For alcohol testing, breathalysers offer the most accurate and reliable results. Unlike urine and saliva tests, breathalysers are not impacted by other contaminants, ensuring the accuracy of alcohol detection. These devices provide clear quantitative blood alcohol concentration (BAC) readings, allowing employers to determine if an employee is under the influence and posing a potential risk. Breathalysers that comply with the Australian Standard AS 3547 are highly recommended for alcohol testing in the workplace.
Many Workplaces Use Combination Testing
To cover all substance classes effectively, many workplaces opt for combination testing. This approach involves using either urine or saliva tests for drug screening, depending on the specific requirements of the situation, alongside breathalysers for alcohol testing. By adopting this strategy, employers can ensure flexibility in their testing methods while maintaining accuracy and reliability.
Employers should prioritise specialised testing methods that adhere to industry standards and workplace policy, ensuring the utmost accuracy and reliability in workplace drug and alcohol screening. By doing so, businesses can create a safer and more productive work environment, protecting both their employees and their organisation from potential risks and legal consequences associated with unreliable testing results.
All-in-one drug and alcohol tests may seem like a convenient option for workplace drug screening. However, their limitations in meeting Australian Standards and their overall accuracy and reliability concerns make them unsuitable for reliable drug and alcohol testing. Instead, it is essential for businesses to invest in separate specialised urine, saliva, and breath tests to ensure workplace safety and comply with industry standards.
Urine drug testing remains the gold standard for drug screening, with its longer detection window and ability to detect various common drugs. Saliva testing can serve as a suitable secondary option, but employers should be aware of its limitations. For alcohol testing, breathalysers provide accurate and quantitative results, making them an essential tool for ensuring workplace safety.

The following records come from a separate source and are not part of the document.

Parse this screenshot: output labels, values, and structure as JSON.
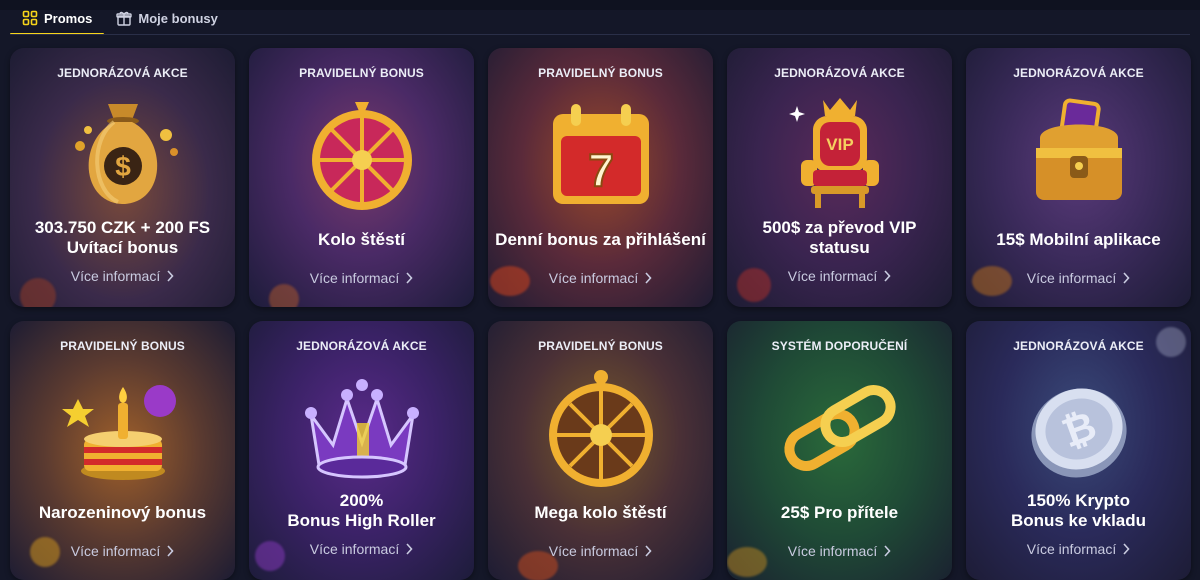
{
  "tabs": [
    {
      "label": "Promos",
      "icon": "grid-icon",
      "active": true
    },
    {
      "label": "Moje bonusy",
      "icon": "gift-icon",
      "active": false
    }
  ],
  "more_label": "Více informací",
  "accent": "#f7d51a",
  "cards": [
    {
      "category": "JEDNORÁZOVÁ AKCE",
      "title": "303.750 CZK + 200 FS\nUvítací bonus",
      "icon": "money-bag-icon",
      "theme": "orange"
    },
    {
      "category": "PRAVIDELNÝ BONUS",
      "title": "Kolo štěstí",
      "icon": "fortune-wheel-icon",
      "theme": "purple"
    },
    {
      "category": "PRAVIDELNÝ BONUS",
      "title": "Denní bonus za přihlášení",
      "icon": "calendar-icon",
      "theme": "orange"
    },
    {
      "category": "JEDNORÁZOVÁ AKCE",
      "title": "500$ za převod VIP\nstatusu",
      "icon": "vip-throne-icon",
      "theme": "purple"
    },
    {
      "category": "JEDNORÁZOVÁ AKCE",
      "title": "15$ Mobilní aplikace",
      "icon": "treasure-chest-icon",
      "theme": "purple"
    },
    {
      "category": "PRAVIDELNÝ BONUS",
      "title": "Narozeninový bonus",
      "icon": "birthday-cake-icon",
      "theme": "orange"
    },
    {
      "category": "JEDNORÁZOVÁ AKCE",
      "title": "200%\nBonus High Roller",
      "icon": "crown-icon",
      "theme": "purple"
    },
    {
      "category": "PRAVIDELNÝ BONUS",
      "title": "Mega kolo štěstí",
      "icon": "mega-wheel-icon",
      "theme": "orange"
    },
    {
      "category": "SYSTÉM DOPORUČENÍ",
      "title": "25$ Pro přítele",
      "icon": "chain-link-icon",
      "theme": "green"
    },
    {
      "category": "JEDNORÁZOVÁ AKCE",
      "title": "150% Krypto\nBonus ke vkladu",
      "icon": "crypto-coin-icon",
      "theme": "purple"
    }
  ]
}
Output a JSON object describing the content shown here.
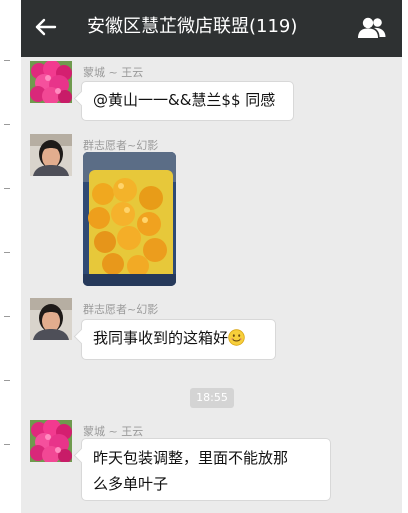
{
  "header": {
    "title": "安徽区慧芷微店联盟(119)"
  },
  "messages": [
    {
      "sender": "蒙城 ~ 王云",
      "text": "@黄山一一&&慧兰$$ 同感"
    },
    {
      "sender": "群志愿者~幻影",
      "type": "image"
    },
    {
      "sender": "群志愿者~幻影",
      "text": "我同事收到的这箱好",
      "emoji": "smiling-face-emoji"
    },
    {
      "sender": "蒙城 ~ 王云",
      "text_line1": "昨天包装调整，里面不能放那",
      "text_line2": "么多单叶子"
    }
  ],
  "timestamp": "18:55",
  "colors": {
    "header_bg": "#2e3132",
    "chat_bg": "#ebebeb",
    "bubble_bg": "#ffffff",
    "sender_text": "#9a9a9a"
  }
}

By avoiding all-in-one kits and opting for compliant and reliable testing methods, businesses can protect their employees and themselves from potential legal challenges associated with inaccurate results. Implementing a combination of specialised tests tailored to their specific workplace needs ensures flexibility and accurate screening for a drug and alcohol-free work environment.